-- Supplied records follows --

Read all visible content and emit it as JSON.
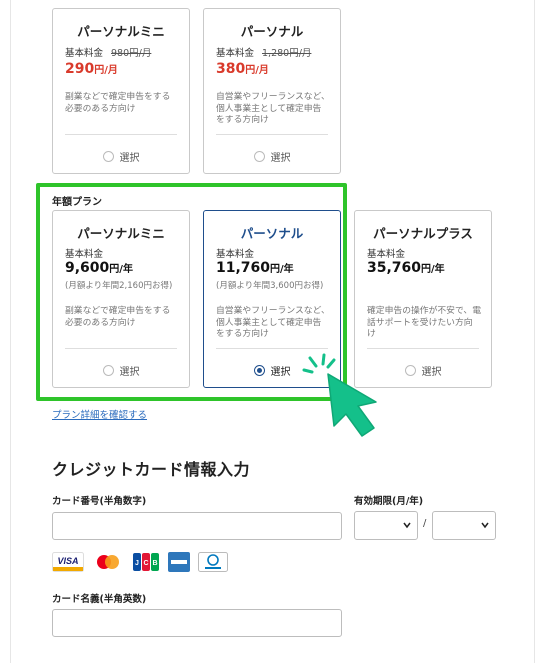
{
  "monthly_plans": [
    {
      "title": "パーソナルミニ",
      "fee_label": "基本料金",
      "old_price": "980円/月",
      "price": "290",
      "unit": "円/月",
      "desc": "副業などで確定申告をする必要のある方向け",
      "select_label": "選択"
    },
    {
      "title": "パーソナル",
      "fee_label": "基本料金",
      "old_price": "1,280円/月",
      "price": "380",
      "unit": "円/月",
      "desc": "自営業やフリーランスなど、個人事業主として確定申告をする方向け",
      "select_label": "選択"
    }
  ],
  "annual_label": "年額プラン",
  "annual_plans": [
    {
      "title": "パーソナルミニ",
      "fee_label": "基本料金",
      "price": "9,600",
      "unit": "円/年",
      "note": "(月額より年間2,160円お得)",
      "desc": "副業などで確定申告をする必要のある方向け",
      "select_label": "選択",
      "selected": false
    },
    {
      "title": "パーソナル",
      "fee_label": "基本料金",
      "price": "11,760",
      "unit": "円/年",
      "note": "(月額より年間3,600円お得)",
      "desc": "自営業やフリーランスなど、個人事業主として確定申告をする方向け",
      "select_label": "選択",
      "selected": true
    },
    {
      "title": "パーソナルプラス",
      "fee_label": "基本料金",
      "price": "35,760",
      "unit": "円/年",
      "note": "",
      "desc": "確定申告の操作が不安で、電話サポートを受けたい方向け",
      "select_label": "選択",
      "selected": false
    }
  ],
  "plan_details_link": "プラン詳細を確認する",
  "credit_section": {
    "title": "クレジットカード情報入力",
    "card_number_label": "カード番号(半角数字)",
    "expiry_label": "有効期限(月/年)",
    "expiry_separator": "/",
    "card_name_label": "カード名義(半角英数)",
    "brands": [
      "VISA",
      "Mastercard",
      "JCB",
      "American Express",
      "Diners Club"
    ]
  },
  "colors": {
    "highlight": "#2ec42a",
    "selected": "#1f4e8c",
    "price_red": "#d93a2b",
    "cursor": "#14c08a"
  }
}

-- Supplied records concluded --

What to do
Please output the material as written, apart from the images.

Solution
Read all visible content and emit it as JSON.
{
  "monthly_plans": [
    {
      "title": "パーソナルミニ",
      "fee_label": "基本料金",
      "old_price": "980円/月",
      "price": "290",
      "unit": "円/月",
      "desc": "副業などで確定申告をする必要のある方向け",
      "select_label": "選択"
    },
    {
      "title": "パーソナル",
      "fee_label": "基本料金",
      "old_price": "1,280円/月",
      "price": "380",
      "unit": "円/月",
      "desc": "自営業やフリーランスなど、個人事業主として確定申告をする方向け",
      "select_label": "選択"
    }
  ],
  "annual_label": "年額プラン",
  "annual_plans": [
    {
      "title": "パーソナルミニ",
      "fee_label": "基本料金",
      "price": "9,600",
      "unit": "円/年",
      "note": "(月額より年間2,160円お得)",
      "desc": "副業などで確定申告をする必要のある方向け",
      "select_label": "選択",
      "selected": false
    },
    {
      "title": "パーソナル",
      "fee_label": "基本料金",
      "price": "11,760",
      "unit": "円/年",
      "note": "(月額より年間3,600円お得)",
      "desc": "自営業やフリーランスなど、個人事業主として確定申告をする方向け",
      "select_label": "選択",
      "selected": true
    },
    {
      "title": "パーソナルプラス",
      "fee_label": "基本料金",
      "price": "35,760",
      "unit": "円/年",
      "note": "",
      "desc": "確定申告の操作が不安で、電話サポートを受けたい方向け",
      "select_label": "選択",
      "selected": false
    }
  ],
  "plan_details_link": "プラン詳細を確認する",
  "credit_section": {
    "title": "クレジットカード情報入力",
    "card_number_label": "カード番号(半角数字)",
    "expiry_label": "有効期限(月/年)",
    "expiry_separator": "/",
    "card_name_label": "カード名義(半角英数)",
    "brands": [
      "VISA",
      "Mastercard",
      "JCB",
      "American Express",
      "Diners Club"
    ]
  },
  "colors": {
    "highlight": "#2ec42a",
    "selected": "#1f4e8c",
    "price_red": "#d93a2b",
    "cursor": "#14c08a"
  }
}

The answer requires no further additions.